### Your assignment
Every line of the listing below should be written out exactly.

### Data provided
====================

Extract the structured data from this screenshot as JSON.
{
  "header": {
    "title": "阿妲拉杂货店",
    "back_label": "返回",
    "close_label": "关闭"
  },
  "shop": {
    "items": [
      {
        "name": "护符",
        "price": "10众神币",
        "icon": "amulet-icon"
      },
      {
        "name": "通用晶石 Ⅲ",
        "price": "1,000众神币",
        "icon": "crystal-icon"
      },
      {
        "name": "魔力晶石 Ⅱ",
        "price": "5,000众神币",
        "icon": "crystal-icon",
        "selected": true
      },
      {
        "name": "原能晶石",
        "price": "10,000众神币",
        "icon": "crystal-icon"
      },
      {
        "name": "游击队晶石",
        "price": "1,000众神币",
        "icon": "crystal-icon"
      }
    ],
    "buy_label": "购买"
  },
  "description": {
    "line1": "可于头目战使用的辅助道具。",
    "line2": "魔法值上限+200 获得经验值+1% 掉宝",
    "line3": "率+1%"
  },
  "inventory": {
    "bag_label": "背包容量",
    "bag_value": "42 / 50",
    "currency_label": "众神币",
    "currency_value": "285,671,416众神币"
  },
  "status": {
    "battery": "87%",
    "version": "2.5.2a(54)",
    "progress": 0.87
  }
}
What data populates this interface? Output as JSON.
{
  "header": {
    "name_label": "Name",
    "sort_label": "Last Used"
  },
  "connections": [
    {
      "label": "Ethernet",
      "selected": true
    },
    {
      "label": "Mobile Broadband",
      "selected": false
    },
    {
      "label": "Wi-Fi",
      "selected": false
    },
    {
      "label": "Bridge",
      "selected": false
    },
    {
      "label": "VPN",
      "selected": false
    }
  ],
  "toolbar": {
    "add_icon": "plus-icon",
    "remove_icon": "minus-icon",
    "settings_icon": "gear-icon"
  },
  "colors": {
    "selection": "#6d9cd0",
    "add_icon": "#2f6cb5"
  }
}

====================

### Answer section
Extract the structured data from this screenshot as JSON.
{
  "header": {
    "title": "阿妲拉杂货店",
    "back_label": "返回",
    "close_label": "关闭"
  },
  "shop": {
    "items": [
      {
        "name": "护符",
        "price": "10众神币",
        "icon": "amulet-icon"
      },
      {
        "name": "通用晶石 Ⅲ",
        "price": "1,000众神币",
        "icon": "crystal-icon"
      },
      {
        "name": "魔力晶石 Ⅱ",
        "price": "5,000众神币",
        "icon": "crystal-icon",
        "selected": true
      },
      {
        "name": "原能晶石",
        "price": "10,000众神币",
        "icon": "crystal-icon"
      },
      {
        "name": "游击队晶石",
        "price": "1,000众神币",
        "icon": "crystal-icon"
      }
    ],
    "buy_label": "购买"
  },
  "description": {
    "line1": "可于头目战使用的辅助道具。",
    "line2": "魔法值上限+200 获得经验值+1% 掉宝",
    "line3": "率+1%"
  },
  "inventory": {
    "bag_label": "背包容量",
    "bag_value": "42 / 50",
    "currency_label": "众神币",
    "currency_value": "285,671,416众神币"
  },
  "status": {
    "battery": "87%",
    "version": "2.5.2a(54)",
    "progress": 0.87
  }
}
What data populates this interface? Output as JSON.
{
  "header": {
    "name_label": "Name",
    "sort_label": "Last Used"
  },
  "connections": [
    {
      "label": "Ethernet",
      "selected": true
    },
    {
      "label": "Mobile Broadband",
      "selected": false
    },
    {
      "label": "Wi-Fi",
      "selected": false
    },
    {
      "label": "Bridge",
      "selected": false
    },
    {
      "label": "VPN",
      "selected": false
    }
  ],
  "toolbar": {
    "add_icon": "plus-icon",
    "remove_icon": "minus-icon",
    "settings_icon": "gear-icon"
  },
  "colors": {
    "selection": "#6d9cd0",
    "add_icon": "#2f6cb5"
  }
}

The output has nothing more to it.